Could you copy every record exactly as it appears?

*TASK MATERIAL:*

******

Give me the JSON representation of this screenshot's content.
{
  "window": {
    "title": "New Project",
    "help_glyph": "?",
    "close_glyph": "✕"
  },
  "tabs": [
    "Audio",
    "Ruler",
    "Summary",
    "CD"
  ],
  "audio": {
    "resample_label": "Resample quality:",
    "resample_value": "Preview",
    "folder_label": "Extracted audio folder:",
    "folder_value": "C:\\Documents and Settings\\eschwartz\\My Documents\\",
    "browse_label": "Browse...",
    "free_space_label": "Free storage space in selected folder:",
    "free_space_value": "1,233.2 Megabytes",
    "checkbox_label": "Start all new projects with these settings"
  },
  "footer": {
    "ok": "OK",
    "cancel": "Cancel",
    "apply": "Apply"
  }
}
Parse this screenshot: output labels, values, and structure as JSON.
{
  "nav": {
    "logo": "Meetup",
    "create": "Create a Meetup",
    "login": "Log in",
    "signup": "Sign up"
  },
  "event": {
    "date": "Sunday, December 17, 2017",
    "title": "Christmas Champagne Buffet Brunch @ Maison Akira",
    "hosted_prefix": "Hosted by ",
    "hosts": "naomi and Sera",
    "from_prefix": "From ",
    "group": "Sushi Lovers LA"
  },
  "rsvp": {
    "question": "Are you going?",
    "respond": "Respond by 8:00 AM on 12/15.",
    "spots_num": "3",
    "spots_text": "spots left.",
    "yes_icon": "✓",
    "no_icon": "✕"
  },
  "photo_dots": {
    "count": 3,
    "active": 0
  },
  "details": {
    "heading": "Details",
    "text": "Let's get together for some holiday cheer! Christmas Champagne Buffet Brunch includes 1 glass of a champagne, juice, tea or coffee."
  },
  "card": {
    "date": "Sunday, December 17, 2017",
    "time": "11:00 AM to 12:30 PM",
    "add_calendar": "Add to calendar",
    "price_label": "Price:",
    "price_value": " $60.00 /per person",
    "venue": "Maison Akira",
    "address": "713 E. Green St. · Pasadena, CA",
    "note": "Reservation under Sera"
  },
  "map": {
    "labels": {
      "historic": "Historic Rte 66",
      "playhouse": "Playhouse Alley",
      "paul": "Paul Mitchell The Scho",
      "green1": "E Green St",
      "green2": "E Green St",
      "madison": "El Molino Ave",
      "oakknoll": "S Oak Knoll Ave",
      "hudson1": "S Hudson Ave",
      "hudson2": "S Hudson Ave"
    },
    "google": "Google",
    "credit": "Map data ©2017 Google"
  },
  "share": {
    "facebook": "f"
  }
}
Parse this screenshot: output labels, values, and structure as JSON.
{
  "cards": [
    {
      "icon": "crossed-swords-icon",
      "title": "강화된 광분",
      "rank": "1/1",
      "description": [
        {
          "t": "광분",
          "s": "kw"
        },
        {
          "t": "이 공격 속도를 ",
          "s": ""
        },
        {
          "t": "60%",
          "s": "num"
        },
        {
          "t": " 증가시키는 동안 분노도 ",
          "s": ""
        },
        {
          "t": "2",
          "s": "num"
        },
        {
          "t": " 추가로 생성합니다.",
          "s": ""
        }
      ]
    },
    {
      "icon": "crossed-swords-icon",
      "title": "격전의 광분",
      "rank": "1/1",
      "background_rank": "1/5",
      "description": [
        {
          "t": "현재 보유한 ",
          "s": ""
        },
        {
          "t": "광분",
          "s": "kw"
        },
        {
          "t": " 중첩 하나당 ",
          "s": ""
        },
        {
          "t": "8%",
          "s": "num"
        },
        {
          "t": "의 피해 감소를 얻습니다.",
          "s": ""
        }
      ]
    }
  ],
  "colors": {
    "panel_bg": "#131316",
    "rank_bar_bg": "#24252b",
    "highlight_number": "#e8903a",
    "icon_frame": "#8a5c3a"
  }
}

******

*REPLY:*
Give me the JSON representation of this screenshot's content.
{
  "window": {
    "title": "New Project",
    "help_glyph": "?",
    "close_glyph": "✕"
  },
  "tabs": [
    "Audio",
    "Ruler",
    "Summary",
    "CD"
  ],
  "audio": {
    "resample_label": "Resample quality:",
    "resample_value": "Preview",
    "folder_label": "Extracted audio folder:",
    "folder_value": "C:\\Documents and Settings\\eschwartz\\My Documents\\",
    "browse_label": "Browse...",
    "free_space_label": "Free storage space in selected folder:",
    "free_space_value": "1,233.2 Megabytes",
    "checkbox_label": "Start all new projects with these settings"
  },
  "footer": {
    "ok": "OK",
    "cancel": "Cancel",
    "apply": "Apply"
  }
}
Parse this screenshot: output labels, values, and structure as JSON.
{
  "nav": {
    "logo": "Meetup",
    "create": "Create a Meetup",
    "login": "Log in",
    "signup": "Sign up"
  },
  "event": {
    "date": "Sunday, December 17, 2017",
    "title": "Christmas Champagne Buffet Brunch @ Maison Akira",
    "hosted_prefix": "Hosted by ",
    "hosts": "naomi and Sera",
    "from_prefix": "From ",
    "group": "Sushi Lovers LA"
  },
  "rsvp": {
    "question": "Are you going?",
    "respond": "Respond by 8:00 AM on 12/15.",
    "spots_num": "3",
    "spots_text": "spots left.",
    "yes_icon": "✓",
    "no_icon": "✕"
  },
  "photo_dots": {
    "count": 3,
    "active": 0
  },
  "details": {
    "heading": "Details",
    "text": "Let's get together for some holiday cheer! Christmas Champagne Buffet Brunch includes 1 glass of a champagne, juice, tea or coffee."
  },
  "card": {
    "date": "Sunday, December 17, 2017",
    "time": "11:00 AM to 12:30 PM",
    "add_calendar": "Add to calendar",
    "price_label": "Price:",
    "price_value": " $60.00 /per person",
    "venue": "Maison Akira",
    "address": "713 E. Green St. · Pasadena, CA",
    "note": "Reservation under Sera"
  },
  "map": {
    "labels": {
      "historic": "Historic Rte 66",
      "playhouse": "Playhouse Alley",
      "paul": "Paul Mitchell The Scho",
      "green1": "E Green St",
      "green2": "E Green St",
      "madison": "El Molino Ave",
      "oakknoll": "S Oak Knoll Ave",
      "hudson1": "S Hudson Ave",
      "hudson2": "S Hudson Ave"
    },
    "google": "Google",
    "credit": "Map data ©2017 Google"
  },
  "share": {
    "facebook": "f"
  }
}
Parse this screenshot: output labels, values, and structure as JSON.
{
  "cards": [
    {
      "icon": "crossed-swords-icon",
      "title": "강화된 광분",
      "rank": "1/1",
      "description": [
        {
          "t": "광분",
          "s": "kw"
        },
        {
          "t": "이 공격 속도를 ",
          "s": ""
        },
        {
          "t": "60%",
          "s": "num"
        },
        {
          "t": " 증가시키는 동안 분노도 ",
          "s": ""
        },
        {
          "t": "2",
          "s": "num"
        },
        {
          "t": " 추가로 생성합니다.",
          "s": ""
        }
      ]
    },
    {
      "icon": "crossed-swords-icon",
      "title": "격전의 광분",
      "rank": "1/1",
      "background_rank": "1/5",
      "description": [
        {
          "t": "현재 보유한 ",
          "s": ""
        },
        {
          "t": "광분",
          "s": "kw"
        },
        {
          "t": " 중첩 하나당 ",
          "s": ""
        },
        {
          "t": "8%",
          "s": "num"
        },
        {
          "t": "의 피해 감소를 얻습니다.",
          "s": ""
        }
      ]
    }
  ],
  "colors": {
    "panel_bg": "#131316",
    "rank_bar_bg": "#24252b",
    "highlight_number": "#e8903a",
    "icon_frame": "#8a5c3a"
  }
}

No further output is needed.